I do not like my Aunty Amaka very much, I never have and never will. She is fat but not my Daddy’s kind of good fat; she is the bad kind of fat that breaks things. When I was a baby she broke the red settee in the living room and complained that it was the ‘angle’ my mother had placed it that caused the settee to break. I know this because one day my Mummy told Aunty Clara, her friend from the next street while I was doing my homework at the dining table. They had laughed and laughed for a long time, slapping their thighs and cleaning tears from their eyes. I had laughed too until my Mummy saw me and eyed the laughter out of me then continued laughing with Aunty Clara.
I think Aunty Amaka lives with my grandma in the village because I see her there every Christmas and I don’t think Aunty Amaka has a husband like my Mummy and Daddy. Nobody tells me anything and when I ask her any question, Mummy gives me the eye and if I’m close by, she twists my ear. “Uche you will not kill me”. Nobody tells me anything so I have to watch and listen very carefully. Daddy said Aunty Amaka has been trouble from day one, I wasn’t there on Day One but she sure has been trouble since she came on Thursday. Thursday dinner was starch and ogbono soup, my Mummy makes the most delicious ogbono soup, rich red-brown gooey paste with lots of assorted meat in cubes and fish strands with green vegetables for colour or whatever, I just love it. “Too much salt”, said Aunty Amaka. I like the salt and wanted to say so but mother gave me the usual eye then smiled at Aunty Amaka and said the next one would be better. Better? This was the best.
When my Daddy came back, she made a fuss about how he never called her these days and they have so much to catch up on. After his dinner my Daddy skipped his 9 o’clock news and went to bed, he only does that when Aunty Amaka is visiting or maybe he was just too tired like he said. He had always preferred to sleep off while watching the news than miss watching the news all together. When Daddy left Aunty Amaka started advising Mummy about her living room decorations, Mummy listened patiently nodding in agreement to all she said until she remembered that Daddy’s clothes needed ironing and excused herself. Then it was my turn.
“So what class are you now? hmmn Uche…”, said Aunty Amaka as she began to drill me about my school, my friends and everything about my life. I didn’t want her to disturb me so I didn’t answer very well at first but as she started to struggle out of the chair, maybe to look for mummy, that’s when I started to answer all her questions and even tell her stories about my school. She seemed interested because she sat back and continued her questioning; at last she sighed and said she would have a word with Mummy about me as my case was simply hopeless. I have been called many things I wondered if it was something I had said.

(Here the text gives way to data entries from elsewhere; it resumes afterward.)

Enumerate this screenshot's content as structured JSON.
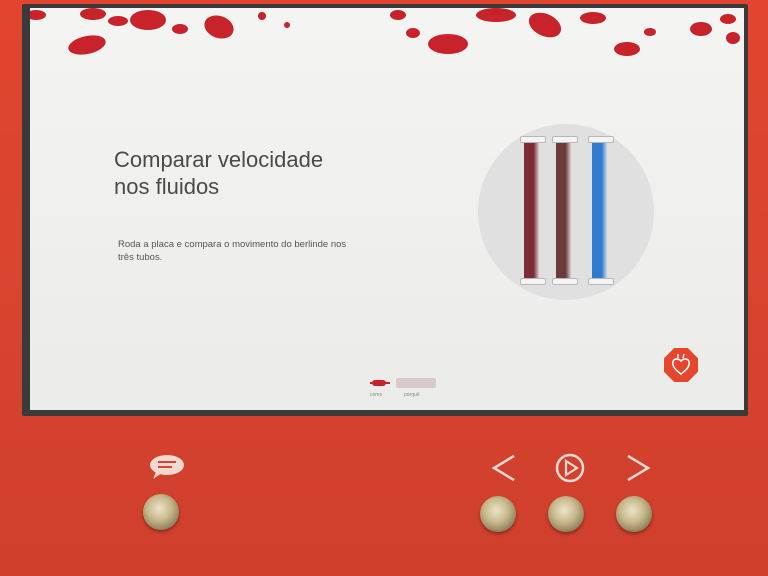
{
  "content": {
    "title_line1": "Comparar velocidade",
    "title_line2": "nos fluidos",
    "instructions_line1": "Roda a placa e compara o movimento do berlinde nos",
    "instructions_line2": "três tubos."
  },
  "pager": {
    "labels": [
      "como",
      "porquê"
    ],
    "current": 1
  },
  "tubes": [
    {
      "color": "#7d2b34"
    },
    {
      "color": "#6b3b3b"
    },
    {
      "color": "#2f7bd0"
    }
  ],
  "theme": {
    "accent": "#e4472e",
    "blob_color": "#c8222b"
  },
  "icons": {
    "chat": "chat-icon",
    "previous": "chevron-left-icon",
    "play": "play-icon",
    "next": "chevron-right-icon",
    "badge": "heart-icon"
  }
}
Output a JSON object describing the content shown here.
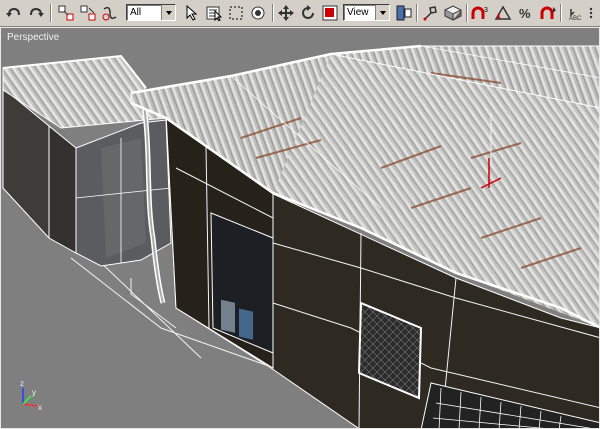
{
  "toolbar": {
    "selection_filter": "All",
    "coord_system": "View",
    "tools": [
      {
        "name": "undo-icon"
      },
      {
        "name": "redo-icon"
      },
      {
        "name": "select-and-link-icon"
      },
      {
        "name": "unlink-selection-icon"
      },
      {
        "name": "bind-to-space-warp-icon"
      },
      {
        "name": "select-object-icon"
      },
      {
        "name": "select-by-name-icon"
      },
      {
        "name": "rectangular-selection-icon"
      },
      {
        "name": "window-crossing-icon"
      },
      {
        "name": "select-and-move-icon"
      },
      {
        "name": "select-and-rotate-icon"
      },
      {
        "name": "select-and-scale-icon"
      },
      {
        "name": "use-pivot-center-icon"
      },
      {
        "name": "select-and-manipulate-icon"
      },
      {
        "name": "keyboard-shortcut-icon"
      },
      {
        "name": "snaps-toggle-icon"
      },
      {
        "name": "angle-snap-icon"
      },
      {
        "name": "percent-snap-icon"
      },
      {
        "name": "spinner-snap-icon"
      },
      {
        "name": "named-selection-icon"
      }
    ]
  },
  "viewport": {
    "label": "Perspective",
    "axis_labels": {
      "x": "x",
      "y": "y",
      "z": "z"
    }
  },
  "colors": {
    "viewport_bg": "#7f7f7f",
    "wire": "#ffffff",
    "wall": "#2e2a22",
    "roof": "#bfbfbf",
    "rust": "#8a4a2a"
  }
}
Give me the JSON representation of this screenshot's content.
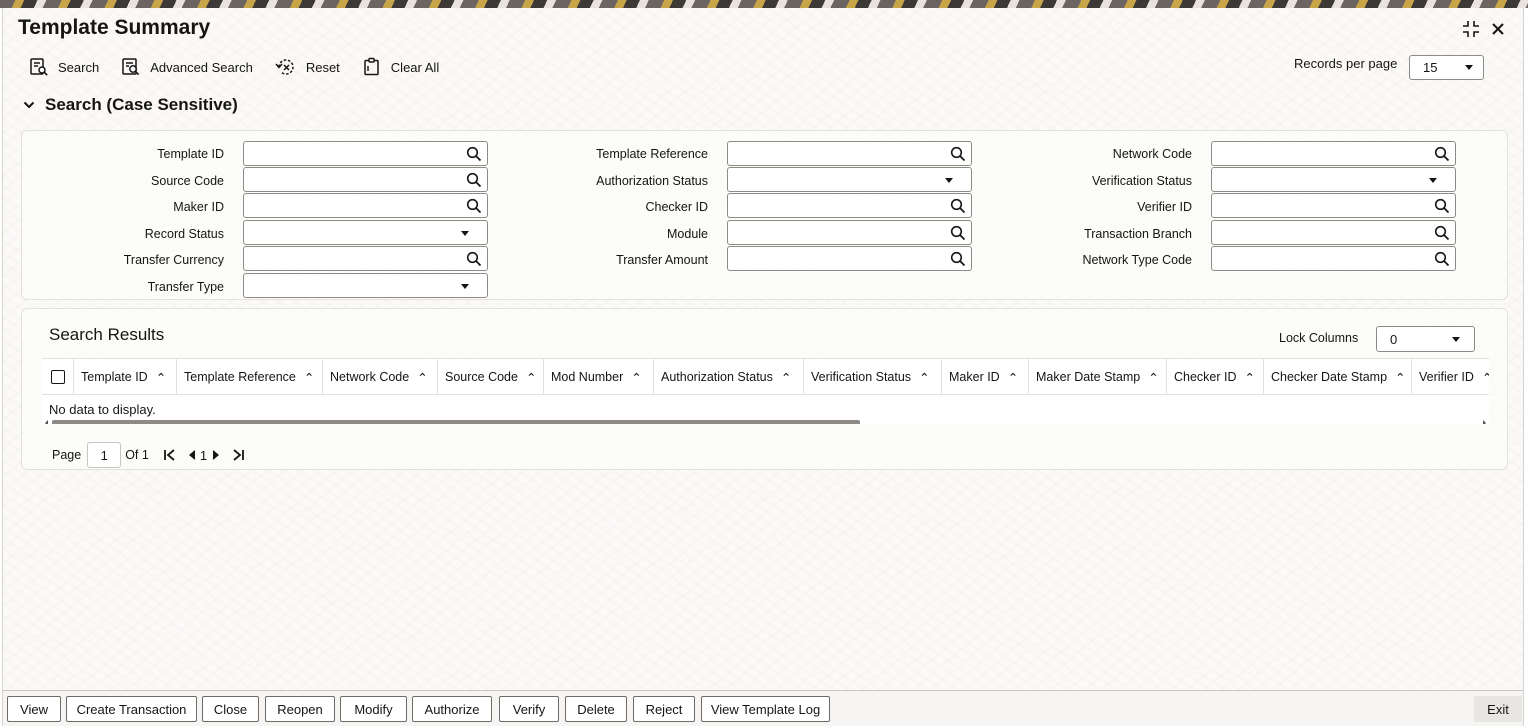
{
  "window": {
    "title": "Template Summary"
  },
  "toolbar": {
    "search": "Search",
    "advanced_search": "Advanced Search",
    "reset": "Reset",
    "clear_all": "Clear All",
    "records_per_page_label": "Records per page",
    "records_per_page_value": "15"
  },
  "search_section": {
    "title": "Search (Case Sensitive)",
    "fields": {
      "template_id": "Template ID",
      "source_code": "Source Code",
      "maker_id": "Maker ID",
      "record_status": "Record Status",
      "transfer_currency": "Transfer Currency",
      "transfer_type": "Transfer Type",
      "template_reference": "Template Reference",
      "authorization_status": "Authorization Status",
      "checker_id": "Checker ID",
      "module": "Module",
      "transfer_amount": "Transfer Amount",
      "network_code": "Network Code",
      "verification_status": "Verification Status",
      "verifier_id": "Verifier ID",
      "transaction_branch": "Transaction Branch",
      "network_type_code": "Network Type Code"
    }
  },
  "results": {
    "title": "Search Results",
    "lock_columns_label": "Lock Columns",
    "lock_columns_value": "0",
    "columns": [
      "Template ID",
      "Template Reference",
      "Network Code",
      "Source Code",
      "Mod Number",
      "Authorization Status",
      "Verification Status",
      "Maker ID",
      "Maker Date Stamp",
      "Checker ID",
      "Checker Date Stamp",
      "Verifier ID"
    ],
    "empty_message": "No data to display.",
    "pager": {
      "page_label": "Page",
      "current_page": "1",
      "of_label": "Of 1",
      "nav_page": "1"
    }
  },
  "actions": {
    "view": "View",
    "create_transaction": "Create Transaction",
    "close": "Close",
    "reopen": "Reopen",
    "modify": "Modify",
    "authorize": "Authorize",
    "verify": "Verify",
    "delete": "Delete",
    "reject": "Reject",
    "view_template_log": "View Template Log",
    "exit": "Exit"
  }
}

She was quiet for a while as she looked around the living room straining her neck with much difficulty, her eyes taking in everything as if seeing them for the first time. Suddenly she tilted her head in the direction my mother had disappeared. “Noni, your daughter keeps too many friends, and that’s a recipe for busy body”. My Mummy immediately re-appeared at the kitchen doorway, her hands wet apparently from washing dishes or something. She held them up pointedly, as she gave me that look “Ha Uche…” then waited. Aunty Amaka seemed to want to say something because she opened her mouth then closed it twice.
“Let me quickly finish up with the dishes,” my Mummy disappeared again.
Aunty Amaka then turned to me again “You’re too much trouble for your parents, I think I would move in with you people for a while so your mother can concentrate on getting pregnant again”
Crash! A plate broke in the kitchen.